- TO DO
Your reply should hold only the lines from the records below where "Organic" occurs.

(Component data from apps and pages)
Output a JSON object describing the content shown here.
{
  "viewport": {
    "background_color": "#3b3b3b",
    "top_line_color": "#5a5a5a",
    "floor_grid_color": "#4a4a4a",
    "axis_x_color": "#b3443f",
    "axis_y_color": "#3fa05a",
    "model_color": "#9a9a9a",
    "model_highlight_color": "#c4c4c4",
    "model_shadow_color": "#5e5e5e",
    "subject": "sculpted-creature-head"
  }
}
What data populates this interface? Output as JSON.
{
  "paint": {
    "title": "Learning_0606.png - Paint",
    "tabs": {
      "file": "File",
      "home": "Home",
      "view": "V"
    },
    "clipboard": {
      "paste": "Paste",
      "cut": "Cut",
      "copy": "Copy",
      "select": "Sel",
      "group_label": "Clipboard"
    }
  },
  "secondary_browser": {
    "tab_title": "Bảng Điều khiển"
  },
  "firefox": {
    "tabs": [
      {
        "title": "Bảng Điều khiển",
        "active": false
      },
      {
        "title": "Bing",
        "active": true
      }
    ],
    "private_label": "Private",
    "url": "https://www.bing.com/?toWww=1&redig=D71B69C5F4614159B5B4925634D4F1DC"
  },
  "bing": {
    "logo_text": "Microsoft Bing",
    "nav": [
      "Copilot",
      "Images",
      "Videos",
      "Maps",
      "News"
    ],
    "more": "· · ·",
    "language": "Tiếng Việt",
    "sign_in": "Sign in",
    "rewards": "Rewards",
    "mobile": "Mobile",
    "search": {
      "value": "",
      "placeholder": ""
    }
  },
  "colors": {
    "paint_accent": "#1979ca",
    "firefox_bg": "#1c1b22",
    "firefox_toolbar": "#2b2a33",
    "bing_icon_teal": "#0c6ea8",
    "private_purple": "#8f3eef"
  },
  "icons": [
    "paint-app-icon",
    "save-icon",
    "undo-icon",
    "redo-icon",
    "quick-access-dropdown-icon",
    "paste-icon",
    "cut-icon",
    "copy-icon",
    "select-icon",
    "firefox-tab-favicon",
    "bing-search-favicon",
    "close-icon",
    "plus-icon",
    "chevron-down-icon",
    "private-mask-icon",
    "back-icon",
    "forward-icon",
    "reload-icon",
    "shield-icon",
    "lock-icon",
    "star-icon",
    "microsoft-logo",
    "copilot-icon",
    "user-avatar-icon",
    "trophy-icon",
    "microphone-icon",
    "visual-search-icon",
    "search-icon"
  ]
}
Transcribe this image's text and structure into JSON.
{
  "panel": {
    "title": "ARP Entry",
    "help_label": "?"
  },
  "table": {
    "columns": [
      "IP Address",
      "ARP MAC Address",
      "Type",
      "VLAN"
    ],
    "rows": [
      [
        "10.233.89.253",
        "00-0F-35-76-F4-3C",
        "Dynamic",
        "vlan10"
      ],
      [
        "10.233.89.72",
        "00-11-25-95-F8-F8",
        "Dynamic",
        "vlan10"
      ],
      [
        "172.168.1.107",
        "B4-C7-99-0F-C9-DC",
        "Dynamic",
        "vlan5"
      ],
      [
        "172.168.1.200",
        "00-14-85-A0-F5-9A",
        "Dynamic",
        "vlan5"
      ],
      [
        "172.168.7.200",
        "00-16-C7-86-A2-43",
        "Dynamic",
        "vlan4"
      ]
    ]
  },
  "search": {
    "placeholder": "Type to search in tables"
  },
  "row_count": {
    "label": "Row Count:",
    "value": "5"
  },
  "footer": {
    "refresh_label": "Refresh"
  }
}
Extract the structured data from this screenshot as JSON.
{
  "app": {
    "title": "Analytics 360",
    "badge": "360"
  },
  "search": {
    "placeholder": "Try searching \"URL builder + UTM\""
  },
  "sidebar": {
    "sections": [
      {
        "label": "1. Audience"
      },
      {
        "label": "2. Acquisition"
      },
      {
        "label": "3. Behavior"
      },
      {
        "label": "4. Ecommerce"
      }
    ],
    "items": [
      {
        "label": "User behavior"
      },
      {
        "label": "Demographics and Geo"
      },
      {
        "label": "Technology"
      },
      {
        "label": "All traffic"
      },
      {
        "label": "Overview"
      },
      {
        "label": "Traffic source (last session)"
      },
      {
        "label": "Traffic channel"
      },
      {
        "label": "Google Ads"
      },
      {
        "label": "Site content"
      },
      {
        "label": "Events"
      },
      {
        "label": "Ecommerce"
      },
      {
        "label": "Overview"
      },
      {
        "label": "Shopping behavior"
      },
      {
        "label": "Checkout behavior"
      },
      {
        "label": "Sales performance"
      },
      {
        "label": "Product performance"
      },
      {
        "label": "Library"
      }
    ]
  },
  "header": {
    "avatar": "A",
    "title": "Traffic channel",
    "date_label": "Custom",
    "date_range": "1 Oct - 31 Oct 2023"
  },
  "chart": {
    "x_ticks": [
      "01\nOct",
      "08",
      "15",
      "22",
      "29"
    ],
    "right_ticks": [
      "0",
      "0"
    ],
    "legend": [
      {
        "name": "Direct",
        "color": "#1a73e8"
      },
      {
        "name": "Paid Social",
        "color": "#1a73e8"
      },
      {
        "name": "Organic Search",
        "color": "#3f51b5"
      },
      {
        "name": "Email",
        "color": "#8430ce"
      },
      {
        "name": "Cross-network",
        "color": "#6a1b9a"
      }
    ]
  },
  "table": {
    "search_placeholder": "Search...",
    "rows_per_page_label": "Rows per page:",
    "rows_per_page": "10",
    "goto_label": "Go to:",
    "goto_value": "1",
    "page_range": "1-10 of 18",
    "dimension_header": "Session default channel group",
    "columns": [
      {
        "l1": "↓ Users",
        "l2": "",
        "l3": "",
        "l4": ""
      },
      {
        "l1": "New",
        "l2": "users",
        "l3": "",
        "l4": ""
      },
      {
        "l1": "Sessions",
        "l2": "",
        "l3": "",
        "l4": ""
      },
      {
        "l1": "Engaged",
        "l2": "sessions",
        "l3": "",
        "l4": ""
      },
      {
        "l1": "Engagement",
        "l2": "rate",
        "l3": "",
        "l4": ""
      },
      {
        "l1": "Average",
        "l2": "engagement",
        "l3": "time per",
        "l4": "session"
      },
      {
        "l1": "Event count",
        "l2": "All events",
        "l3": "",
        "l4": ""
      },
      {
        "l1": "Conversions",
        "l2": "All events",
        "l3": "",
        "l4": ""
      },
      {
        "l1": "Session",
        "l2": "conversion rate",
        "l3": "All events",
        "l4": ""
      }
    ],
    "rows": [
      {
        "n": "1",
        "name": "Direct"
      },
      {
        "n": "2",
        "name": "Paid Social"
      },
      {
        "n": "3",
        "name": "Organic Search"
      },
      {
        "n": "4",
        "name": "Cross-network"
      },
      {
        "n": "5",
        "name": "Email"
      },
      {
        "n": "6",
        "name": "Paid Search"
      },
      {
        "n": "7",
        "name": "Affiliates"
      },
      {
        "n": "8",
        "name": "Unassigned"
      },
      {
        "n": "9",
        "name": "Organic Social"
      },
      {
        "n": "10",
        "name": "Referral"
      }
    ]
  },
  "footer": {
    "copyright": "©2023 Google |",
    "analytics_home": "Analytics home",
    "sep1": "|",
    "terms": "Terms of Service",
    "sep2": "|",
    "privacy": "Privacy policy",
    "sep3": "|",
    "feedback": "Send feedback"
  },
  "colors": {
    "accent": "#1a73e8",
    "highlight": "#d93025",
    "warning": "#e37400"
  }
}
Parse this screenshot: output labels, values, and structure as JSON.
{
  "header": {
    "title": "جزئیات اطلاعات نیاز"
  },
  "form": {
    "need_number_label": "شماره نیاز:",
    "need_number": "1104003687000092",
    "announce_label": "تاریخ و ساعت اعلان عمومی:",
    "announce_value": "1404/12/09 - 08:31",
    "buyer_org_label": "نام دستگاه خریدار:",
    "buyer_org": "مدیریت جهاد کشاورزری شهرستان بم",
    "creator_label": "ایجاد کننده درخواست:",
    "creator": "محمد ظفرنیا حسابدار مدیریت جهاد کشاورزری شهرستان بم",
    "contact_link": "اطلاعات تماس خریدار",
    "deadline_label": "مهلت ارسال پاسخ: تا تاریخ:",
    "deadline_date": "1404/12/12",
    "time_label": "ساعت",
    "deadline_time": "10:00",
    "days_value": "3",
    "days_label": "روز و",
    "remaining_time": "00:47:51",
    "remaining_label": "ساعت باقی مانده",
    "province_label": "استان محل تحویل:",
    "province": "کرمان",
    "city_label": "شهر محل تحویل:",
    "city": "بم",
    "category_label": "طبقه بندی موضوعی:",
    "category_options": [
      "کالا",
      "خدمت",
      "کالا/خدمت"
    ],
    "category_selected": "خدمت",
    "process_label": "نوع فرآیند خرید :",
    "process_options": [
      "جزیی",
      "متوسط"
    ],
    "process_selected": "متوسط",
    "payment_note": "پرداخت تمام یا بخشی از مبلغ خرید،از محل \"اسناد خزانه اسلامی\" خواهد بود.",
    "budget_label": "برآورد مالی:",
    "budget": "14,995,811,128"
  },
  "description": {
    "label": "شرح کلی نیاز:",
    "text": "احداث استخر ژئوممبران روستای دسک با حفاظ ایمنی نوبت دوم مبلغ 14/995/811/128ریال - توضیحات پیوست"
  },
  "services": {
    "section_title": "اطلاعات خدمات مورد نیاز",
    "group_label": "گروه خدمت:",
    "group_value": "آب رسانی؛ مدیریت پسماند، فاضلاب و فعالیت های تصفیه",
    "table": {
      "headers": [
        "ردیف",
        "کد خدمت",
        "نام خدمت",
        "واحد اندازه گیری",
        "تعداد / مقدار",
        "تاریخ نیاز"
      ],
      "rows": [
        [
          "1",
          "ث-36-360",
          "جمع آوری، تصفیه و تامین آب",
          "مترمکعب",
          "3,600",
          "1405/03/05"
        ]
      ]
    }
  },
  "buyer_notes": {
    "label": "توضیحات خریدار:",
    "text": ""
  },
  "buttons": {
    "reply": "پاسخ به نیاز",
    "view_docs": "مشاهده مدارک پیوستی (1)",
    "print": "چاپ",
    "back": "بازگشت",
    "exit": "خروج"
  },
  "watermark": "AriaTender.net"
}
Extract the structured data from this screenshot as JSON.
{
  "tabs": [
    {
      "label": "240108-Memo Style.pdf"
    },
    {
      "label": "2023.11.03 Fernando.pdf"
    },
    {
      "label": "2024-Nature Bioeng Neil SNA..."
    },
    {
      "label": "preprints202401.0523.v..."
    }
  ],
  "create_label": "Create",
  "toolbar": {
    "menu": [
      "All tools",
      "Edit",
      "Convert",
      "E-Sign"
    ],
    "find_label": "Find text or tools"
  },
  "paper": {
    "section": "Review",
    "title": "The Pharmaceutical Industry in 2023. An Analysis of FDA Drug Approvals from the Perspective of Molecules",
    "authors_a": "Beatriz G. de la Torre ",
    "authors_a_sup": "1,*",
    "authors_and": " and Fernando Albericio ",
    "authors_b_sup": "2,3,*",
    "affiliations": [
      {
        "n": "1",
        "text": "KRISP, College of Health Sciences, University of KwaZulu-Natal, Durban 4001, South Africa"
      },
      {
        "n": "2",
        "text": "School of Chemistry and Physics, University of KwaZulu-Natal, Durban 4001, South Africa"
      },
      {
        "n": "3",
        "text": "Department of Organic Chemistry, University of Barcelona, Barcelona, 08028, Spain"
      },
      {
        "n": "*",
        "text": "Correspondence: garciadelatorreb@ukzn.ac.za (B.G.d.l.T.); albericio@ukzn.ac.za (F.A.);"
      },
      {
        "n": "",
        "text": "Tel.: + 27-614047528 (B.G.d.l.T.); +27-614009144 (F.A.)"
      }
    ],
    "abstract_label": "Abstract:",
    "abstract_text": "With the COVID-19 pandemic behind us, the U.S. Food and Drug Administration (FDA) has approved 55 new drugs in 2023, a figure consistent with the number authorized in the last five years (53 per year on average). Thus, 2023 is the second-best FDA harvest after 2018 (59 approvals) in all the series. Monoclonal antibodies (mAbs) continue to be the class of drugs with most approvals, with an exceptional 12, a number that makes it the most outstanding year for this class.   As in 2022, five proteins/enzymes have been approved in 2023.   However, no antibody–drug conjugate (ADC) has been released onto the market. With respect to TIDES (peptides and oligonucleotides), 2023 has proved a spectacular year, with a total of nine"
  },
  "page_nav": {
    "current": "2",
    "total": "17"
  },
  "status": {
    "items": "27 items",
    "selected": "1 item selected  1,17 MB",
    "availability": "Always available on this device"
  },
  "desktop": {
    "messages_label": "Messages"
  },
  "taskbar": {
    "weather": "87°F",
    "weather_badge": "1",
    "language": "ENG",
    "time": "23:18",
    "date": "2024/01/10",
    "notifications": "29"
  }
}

- SOLUTION TO THE EXERCISE
        "name": "Organic Search",
        "name": "Organic Search"
        "name": "Organic Social"
        "text": "Department of Organic Chemistry, University of Barcelona, Barcelona, 08028, Spain"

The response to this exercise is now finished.